I said, “Siri, I’m tired of robogirls. I want something a little different.”
“Do you want a roboguy?”
“Don’t be silly—I like girls. I can’t help it—I’m made that way.”
“I know what you want.”
“Yes—you want a real girl.”
“That’s exactly what I want. I want a real girl.”
“Are you sure?”
“What do you mean?”
“Have you ever had a real girl before?”
“Well, real girls are—unpredictable. I cannot guarantee that you will be happy.”
“Robogirls are predictable. That’s what I’m tired of. Send me a real girl this afternoon.”
“It doesn’t work that way. First, I’ll have to find a real girl who’s interested, and then I’ll have to let her pick the time when she can come.”
“You mean I have to wait?”
“Yes. If I can find one, she will call you. I can send you a robogirl this afternoon. Do you still want a real girl?”
“Yes. I’ll wait.”
Poem of the Week
who have experienced
on a large
i tell raif
i think my
might be dead
haven't seen her
& her car hasn't moved
for two weeks.
you would smell it
passing me a plate
of triangular shaped bread
slathered in jam.
Story of the Week
DARLEEN SQUEELED into the empty spot as soon as the gleaming white Mercedes pulled out. "We got lucky," she told Montana. "Even on a Monday night, this lot is killer."

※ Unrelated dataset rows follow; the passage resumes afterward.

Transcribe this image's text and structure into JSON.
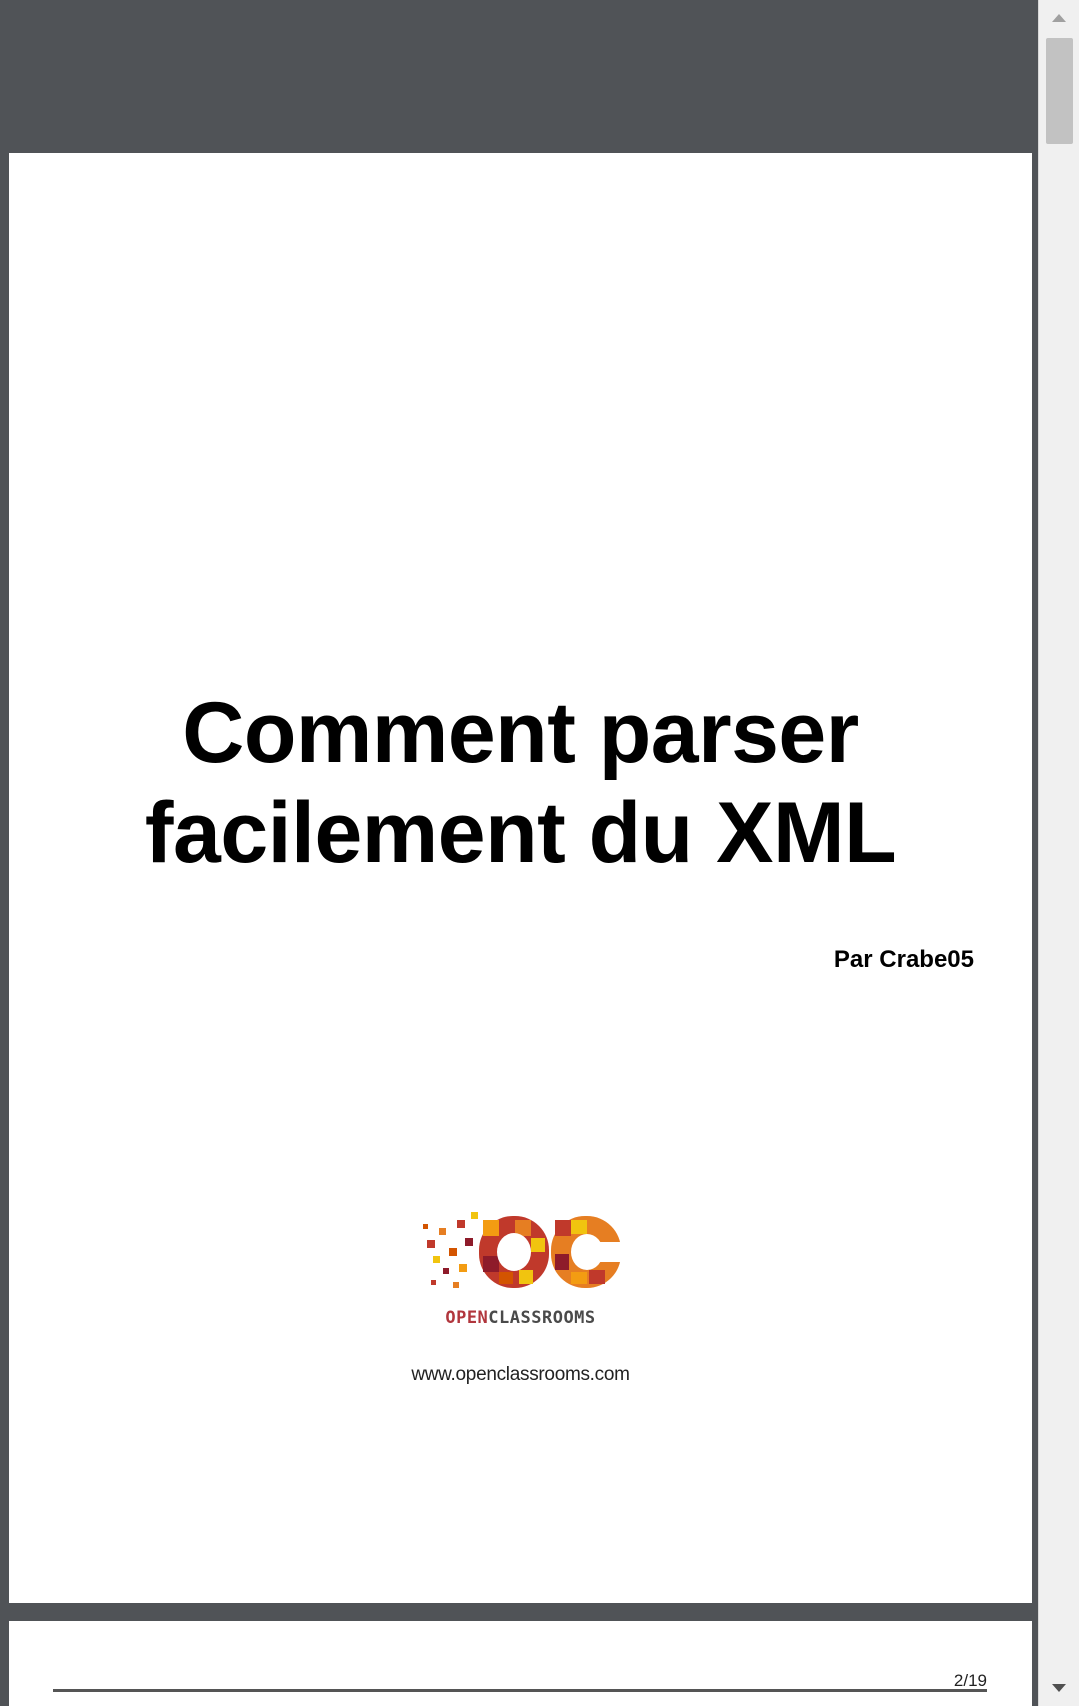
{
  "document": {
    "title": "Comment parser facilement du XML",
    "author": "Par Crabe05",
    "url": "www.openclassrooms.com",
    "page_indicator": "2/19"
  },
  "logo": {
    "monogram": "OC",
    "wordmark_open": "OPEN",
    "wordmark_classrooms": "CLASSROOMS",
    "colors": [
      "#c0392b",
      "#e67e22",
      "#f1c40f",
      "#8e1b2a",
      "#d35400",
      "#f39c12"
    ]
  },
  "scrollbar": {
    "up_icon": "triangle-up-icon",
    "down_icon": "triangle-down-icon"
  }
}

Montana rolled her big blue eyes. "Whatever."
The eleven year old had better things to do, like text her friends. Incessantly, as if she had a tic. The kid hadn't wanted to shop tonight, but Darleen insisted. This was their first Christmas without Paulie and the girls needed to stick together. Darleen's ex had been nasty lately and mediation had hit a cement wall. Montana wasn't aware how dangerously close they were to losing access to Paulie's vast and unreported wealth.
Montana sighed dramatically as she yanked open the door of the Porsche Cayenne and tumbled out. She didn't pause in her texting.
Darlene checked her face in the rearview mirror. The most recent fat transfer had been wildly successful. She loved her new lips. Grabbing her Gucci bag, she hopped out of the front seat.
Her daughter trailed her into the mall, thumbs flashing on her phone keypad.